Ginsburg's death has set the stage for a massive battle between Democrat and Republican lawmakers, throwing yet another curveball into the election just weeks before Nov. 3. 

Senate Majority Leader Mitch McConnellAddison (Mitch) Mitchell McConnellOn The Money: McConnell says he would give Trump-backed coronavirus deal a Senate vote | Pelosi, Mnuchin see progress, but no breakthrough | Trump, House lawyers return to court in fight over financial records Progress, but no breakthrough, on coronavirus relief LGBTQ voters must show up at the polls, or risk losing progress MORE (R-Ky.) on Friday said that he would bring President TrumpDonald John TrumpBiden holds massive cash advantage over Trump ahead of Election Day Tax records show Trump maintains a Chinese bank account: NYT Trump plays video of Biden, Harris talking about fracking at Pennsylvania rally MORE's pick for the vacancy to a vote in the upper chamber.

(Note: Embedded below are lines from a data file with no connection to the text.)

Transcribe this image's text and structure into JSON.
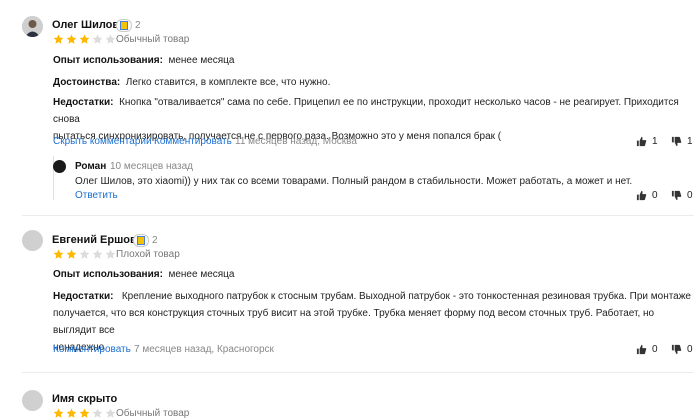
{
  "reviews": [
    {
      "author": "Олег Шилов",
      "badge_count": "2",
      "rating": 3,
      "rating_label": "Обычный товар",
      "usage_label": "Опыт использования:",
      "usage_value": "менее месяца",
      "pros_label": "Достоинства:",
      "pros_value": "Легко ставится, в комплекте все, что нужно.",
      "cons_label": "Недостатки:",
      "cons_line1": "Кнопка \"отваливается\" сама по себе. Прицепил ее по инструкции, проходит несколько часов - не реагирует. Приходится снова",
      "cons_line2": "пытаться синхронизировать, получается не с первого раза. Возможно это у меня попался брак (",
      "hide_comments": "Скрыть комментарии",
      "comment_link": "Комментировать",
      "meta": "11 месяцев назад, Москва",
      "likes": "1",
      "dislikes": "1",
      "reply": {
        "author": "Роман",
        "time": "10 месяцев назад",
        "text": "Олег Шилов, это xiaomi)) у них так со всеми товарами. Полный рандом в стабильности. Может работать, а может и нет.",
        "reply_link": "Ответить",
        "likes": "0",
        "dislikes": "0"
      }
    },
    {
      "author": "Евгений Ершов",
      "badge_count": "2",
      "rating": 2,
      "rating_label": "Плохой товар",
      "usage_label": "Опыт использования:",
      "usage_value": "менее месяца",
      "cons_label": "Недостатки:",
      "cons_line1": "Крепление выходного патрубок к стосным трубам. Выходной патрубок - это тонкостенная резиновая трубка. При монтаже",
      "cons_line2": "получается, что вся конструкция сточных труб висит на этой трубке. Трубка меняет форму под весом сточных труб. Работает, но выглядит все",
      "cons_line3": "ненадежно",
      "comment_link": "Комментировать",
      "meta": "7 месяцев назад, Красногорск",
      "likes": "0",
      "dislikes": "0"
    },
    {
      "author": "Имя скрыто",
      "rating": 3,
      "rating_label": "Обычный товар"
    }
  ],
  "colors": {
    "star_on": "#ffb800",
    "star_off": "#dcdcdc",
    "link": "#1a6fd1"
  }
}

"Americans reelected our majority in 2016 and expanded it in 2018 because we pledged to work with President Trump and support his agenda, particularly his outstanding appointments to the federal judiciary. Once again, we will keep our promise," McConnell said. 

Senate Minority Leader Charles SchumerChuck SchumerSchumer says he had 'serious talk' with Feinstein, declines to comment on Judiciary role Democrats seem unlikely to move against Feinstein Trump to lift Sudan terror sponsor designation MORE (D-N.Y.) also retweeted the older video of Graham after posting a tweet in honor of Ginsburg.

"The American people should have a voice in the selection of their next Supreme Court Justice. Therefore, this vacancy should not be filled until we have a new president," Schumer wrote, a direct quote from a statement McConnell released in 2016 after Scalia's death.